(THE PROBLEM):
Each line of the records that holds "tools" should be shown in full.

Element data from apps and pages
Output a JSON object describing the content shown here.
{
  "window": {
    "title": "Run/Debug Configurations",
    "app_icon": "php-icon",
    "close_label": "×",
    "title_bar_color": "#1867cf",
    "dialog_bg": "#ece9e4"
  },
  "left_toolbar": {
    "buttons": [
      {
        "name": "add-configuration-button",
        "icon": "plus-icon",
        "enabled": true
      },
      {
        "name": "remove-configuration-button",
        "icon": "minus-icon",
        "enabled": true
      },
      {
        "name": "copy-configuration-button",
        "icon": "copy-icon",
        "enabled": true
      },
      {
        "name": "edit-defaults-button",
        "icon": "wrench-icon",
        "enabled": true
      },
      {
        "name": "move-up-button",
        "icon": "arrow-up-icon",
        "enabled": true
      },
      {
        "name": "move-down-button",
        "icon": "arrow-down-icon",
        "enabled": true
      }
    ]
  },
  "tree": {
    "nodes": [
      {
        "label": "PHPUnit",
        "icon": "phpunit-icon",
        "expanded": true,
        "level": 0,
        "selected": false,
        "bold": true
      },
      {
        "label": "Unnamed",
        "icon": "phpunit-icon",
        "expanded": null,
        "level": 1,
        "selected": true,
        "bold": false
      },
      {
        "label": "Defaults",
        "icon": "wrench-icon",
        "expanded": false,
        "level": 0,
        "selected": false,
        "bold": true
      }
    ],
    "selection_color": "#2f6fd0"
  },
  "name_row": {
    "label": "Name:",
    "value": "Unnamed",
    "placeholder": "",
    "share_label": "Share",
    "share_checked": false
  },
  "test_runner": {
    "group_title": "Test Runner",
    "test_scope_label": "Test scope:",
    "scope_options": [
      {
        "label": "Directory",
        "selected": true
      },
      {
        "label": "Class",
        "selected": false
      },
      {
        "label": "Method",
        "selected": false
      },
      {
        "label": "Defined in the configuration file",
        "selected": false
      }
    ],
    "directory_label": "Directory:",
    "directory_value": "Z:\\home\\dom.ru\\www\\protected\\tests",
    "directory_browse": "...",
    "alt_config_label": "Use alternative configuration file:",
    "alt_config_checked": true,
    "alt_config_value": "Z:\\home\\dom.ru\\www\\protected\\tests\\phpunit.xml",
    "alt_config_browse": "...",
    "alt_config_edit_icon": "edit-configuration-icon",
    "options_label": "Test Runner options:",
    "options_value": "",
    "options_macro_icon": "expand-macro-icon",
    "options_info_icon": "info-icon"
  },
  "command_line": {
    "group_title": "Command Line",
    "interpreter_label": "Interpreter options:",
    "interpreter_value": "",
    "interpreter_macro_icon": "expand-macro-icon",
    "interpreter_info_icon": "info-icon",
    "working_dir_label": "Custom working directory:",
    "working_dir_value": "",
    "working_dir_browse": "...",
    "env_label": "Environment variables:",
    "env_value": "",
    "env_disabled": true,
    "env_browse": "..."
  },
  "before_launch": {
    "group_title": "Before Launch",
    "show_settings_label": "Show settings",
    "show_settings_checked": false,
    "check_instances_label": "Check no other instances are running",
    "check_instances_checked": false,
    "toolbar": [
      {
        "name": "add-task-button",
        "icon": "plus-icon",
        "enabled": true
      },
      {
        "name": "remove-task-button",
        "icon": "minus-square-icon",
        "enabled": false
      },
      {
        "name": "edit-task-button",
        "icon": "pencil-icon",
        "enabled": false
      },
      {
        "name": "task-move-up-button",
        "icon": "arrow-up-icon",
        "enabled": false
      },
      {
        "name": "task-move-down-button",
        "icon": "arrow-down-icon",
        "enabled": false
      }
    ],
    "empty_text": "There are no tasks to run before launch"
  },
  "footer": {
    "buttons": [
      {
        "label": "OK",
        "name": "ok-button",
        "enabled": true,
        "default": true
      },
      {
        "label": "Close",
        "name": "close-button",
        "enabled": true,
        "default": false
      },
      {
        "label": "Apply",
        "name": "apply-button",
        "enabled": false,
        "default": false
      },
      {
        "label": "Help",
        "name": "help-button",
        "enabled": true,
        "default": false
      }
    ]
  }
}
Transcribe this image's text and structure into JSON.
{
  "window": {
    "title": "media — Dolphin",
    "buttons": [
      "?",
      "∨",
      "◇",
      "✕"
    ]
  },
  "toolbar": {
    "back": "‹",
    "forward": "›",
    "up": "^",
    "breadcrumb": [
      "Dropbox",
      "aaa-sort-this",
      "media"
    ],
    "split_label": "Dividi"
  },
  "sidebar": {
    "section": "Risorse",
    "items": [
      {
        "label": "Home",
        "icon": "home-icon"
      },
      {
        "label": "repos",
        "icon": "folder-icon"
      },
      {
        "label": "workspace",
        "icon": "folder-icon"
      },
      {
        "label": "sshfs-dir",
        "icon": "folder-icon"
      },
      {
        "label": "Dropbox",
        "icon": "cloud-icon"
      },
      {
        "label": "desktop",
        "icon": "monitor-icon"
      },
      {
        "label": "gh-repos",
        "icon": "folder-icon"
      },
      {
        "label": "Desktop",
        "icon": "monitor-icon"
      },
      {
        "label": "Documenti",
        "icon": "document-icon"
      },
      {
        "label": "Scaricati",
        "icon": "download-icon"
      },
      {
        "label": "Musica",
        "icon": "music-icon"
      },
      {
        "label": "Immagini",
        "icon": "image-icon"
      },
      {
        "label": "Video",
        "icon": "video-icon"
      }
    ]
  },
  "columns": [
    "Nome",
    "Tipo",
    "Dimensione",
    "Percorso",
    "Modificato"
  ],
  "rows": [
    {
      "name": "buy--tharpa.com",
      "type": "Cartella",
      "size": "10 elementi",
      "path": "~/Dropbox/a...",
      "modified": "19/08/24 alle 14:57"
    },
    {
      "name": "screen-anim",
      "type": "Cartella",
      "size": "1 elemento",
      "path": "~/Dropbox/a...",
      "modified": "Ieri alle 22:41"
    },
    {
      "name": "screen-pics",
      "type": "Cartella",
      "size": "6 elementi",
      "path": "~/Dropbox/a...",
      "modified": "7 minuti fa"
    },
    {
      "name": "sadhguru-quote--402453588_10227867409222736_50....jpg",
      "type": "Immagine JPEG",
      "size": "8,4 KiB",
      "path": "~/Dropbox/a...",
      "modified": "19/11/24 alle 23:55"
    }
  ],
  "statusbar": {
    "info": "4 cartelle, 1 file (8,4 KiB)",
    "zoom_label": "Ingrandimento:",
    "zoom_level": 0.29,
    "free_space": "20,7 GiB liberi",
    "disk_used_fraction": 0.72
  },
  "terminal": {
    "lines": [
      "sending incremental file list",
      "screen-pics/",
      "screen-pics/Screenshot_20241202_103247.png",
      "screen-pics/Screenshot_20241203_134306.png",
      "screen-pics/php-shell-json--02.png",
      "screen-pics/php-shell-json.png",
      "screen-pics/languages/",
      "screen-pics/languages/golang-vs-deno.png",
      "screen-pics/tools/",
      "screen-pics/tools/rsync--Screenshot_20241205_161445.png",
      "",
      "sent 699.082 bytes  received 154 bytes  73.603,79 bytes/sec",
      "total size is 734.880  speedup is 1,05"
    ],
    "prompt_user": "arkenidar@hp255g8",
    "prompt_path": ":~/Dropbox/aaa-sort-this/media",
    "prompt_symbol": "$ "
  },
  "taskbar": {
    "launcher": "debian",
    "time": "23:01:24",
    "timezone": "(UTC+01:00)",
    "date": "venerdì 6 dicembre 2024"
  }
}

(OUTPUT OF THE TASK):
      "screen-pics/tools/",
      "screen-pics/tools/rsync--Screenshot_20241205_161445.png",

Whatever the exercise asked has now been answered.